##### SOURCE MATERIAL #####
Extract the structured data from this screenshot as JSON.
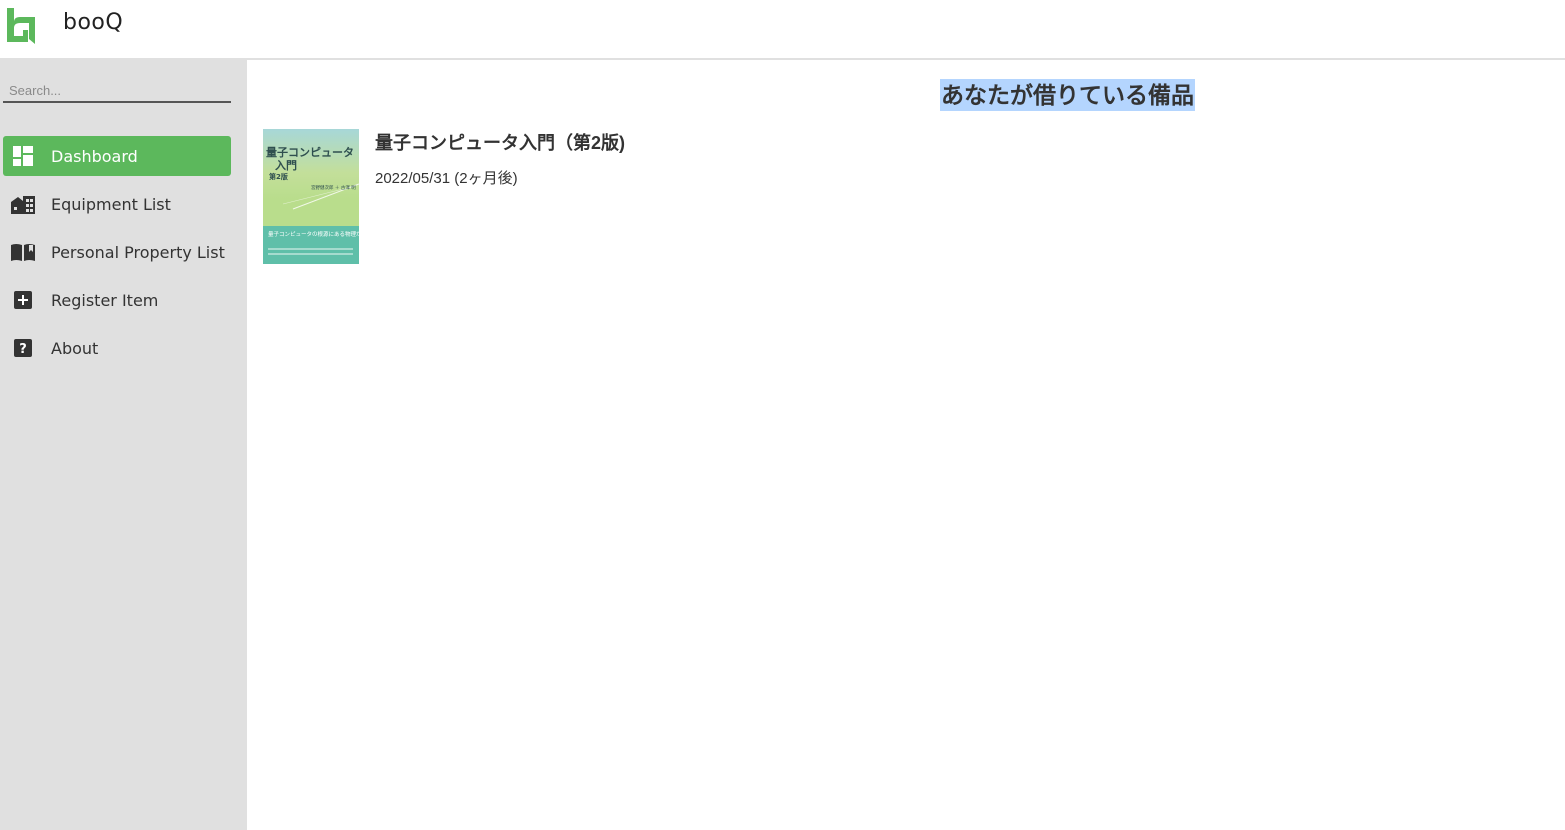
{
  "app": {
    "name": "booQ",
    "brand_color": "#5cb85c"
  },
  "search": {
    "placeholder": "Search...",
    "value": ""
  },
  "sidebar": {
    "items": [
      {
        "label": "Dashboard",
        "icon": "dashboard-icon",
        "active": true
      },
      {
        "label": "Equipment List",
        "icon": "domain-icon",
        "active": false
      },
      {
        "label": "Personal Property List",
        "icon": "book-open-icon",
        "active": false
      },
      {
        "label": "Register Item",
        "icon": "add-box-icon",
        "active": false
      },
      {
        "label": "About",
        "icon": "help-icon",
        "active": false
      }
    ]
  },
  "main": {
    "title": "あなたが借りている備品",
    "items": [
      {
        "title": "量子コンピュータ入門（第2版)",
        "due": "2022/05/31 (2ヶ月後)",
        "cover": {
          "title_line1": "量子コンピュータ",
          "title_line2": "入門",
          "edition": "第2版",
          "author": "宮野健次郎 ＋ 古澤 明",
          "tagline": "量子コンピュータの根源にある物理がわかる"
        }
      }
    ]
  }
}
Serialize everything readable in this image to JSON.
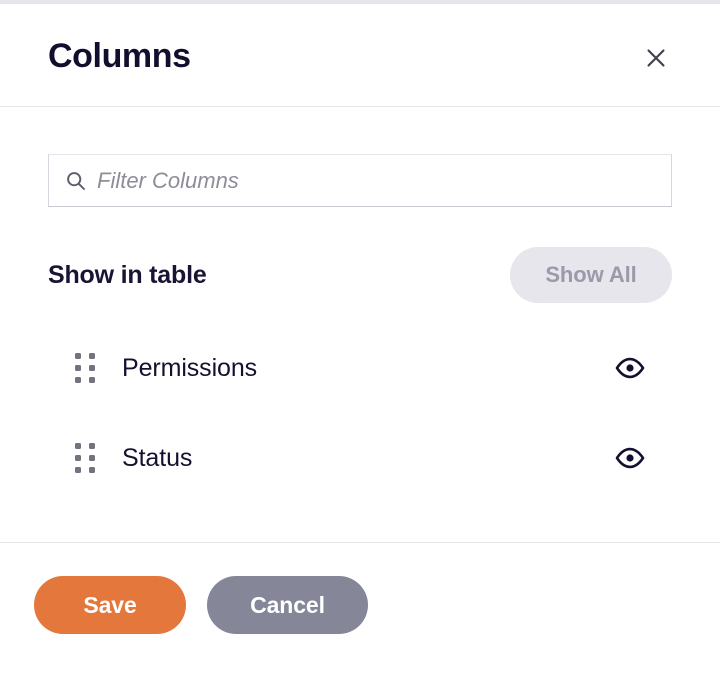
{
  "dialog": {
    "title": "Columns",
    "close_icon": "close-icon"
  },
  "filter": {
    "icon": "search-icon",
    "value": "",
    "placeholder": "Filter Columns"
  },
  "section": {
    "label": "Show in table",
    "show_all_label": "Show All"
  },
  "columns": [
    {
      "name": "Permissions",
      "drag_icon": "drag-handle-icon",
      "visibility_icon": "eye-icon",
      "visible": true
    },
    {
      "name": "Status",
      "drag_icon": "drag-handle-icon",
      "visibility_icon": "eye-icon",
      "visible": true
    }
  ],
  "footer": {
    "save_label": "Save",
    "cancel_label": "Cancel"
  },
  "colors": {
    "title": "#120f2e",
    "save_button": "#e4783c",
    "cancel_button": "#868699",
    "show_all_bg": "#e6e6ec",
    "show_all_text": "#9a9aab",
    "placeholder": "#8d8d99",
    "divider": "#e7e7ec"
  }
}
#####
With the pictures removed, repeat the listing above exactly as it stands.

Extract the structured data from this screenshot as JSON.
{
  "app": {
    "name": "booQ",
    "brand_color": "#5cb85c"
  },
  "search": {
    "placeholder": "Search...",
    "value": ""
  },
  "sidebar": {
    "items": [
      {
        "label": "Dashboard",
        "icon": "dashboard-icon",
        "active": true
      },
      {
        "label": "Equipment List",
        "icon": "domain-icon",
        "active": false
      },
      {
        "label": "Personal Property List",
        "icon": "book-open-icon",
        "active": false
      },
      {
        "label": "Register Item",
        "icon": "add-box-icon",
        "active": false
      },
      {
        "label": "About",
        "icon": "help-icon",
        "active": false
      }
    ]
  },
  "main": {
    "title": "あなたが借りている備品",
    "items": [
      {
        "title": "量子コンピュータ入門（第2版)",
        "due": "2022/05/31 (2ヶ月後)",
        "cover": {
          "title_line1": "量子コンピュータ",
          "title_line2": "入門",
          "edition": "第2版",
          "author": "宮野健次郎 ＋ 古澤 明",
          "tagline": "量子コンピュータの根源にある物理がわかる"
        }
      }
    ]
  }
}
Serialize everything readable in this image to JSON.
{
  "dialog": {
    "title": "Columns",
    "close_icon": "close-icon"
  },
  "filter": {
    "icon": "search-icon",
    "value": "",
    "placeholder": "Filter Columns"
  },
  "section": {
    "label": "Show in table",
    "show_all_label": "Show All"
  },
  "columns": [
    {
      "name": "Permissions",
      "drag_icon": "drag-handle-icon",
      "visibility_icon": "eye-icon",
      "visible": true
    },
    {
      "name": "Status",
      "drag_icon": "drag-handle-icon",
      "visibility_icon": "eye-icon",
      "visible": true
    }
  ],
  "footer": {
    "save_label": "Save",
    "cancel_label": "Cancel"
  },
  "colors": {
    "title": "#120f2e",
    "save_button": "#e4783c",
    "cancel_button": "#868699",
    "show_all_bg": "#e6e6ec",
    "show_all_text": "#9a9aab",
    "placeholder": "#8d8d99",
    "divider": "#e7e7ec"
  }
}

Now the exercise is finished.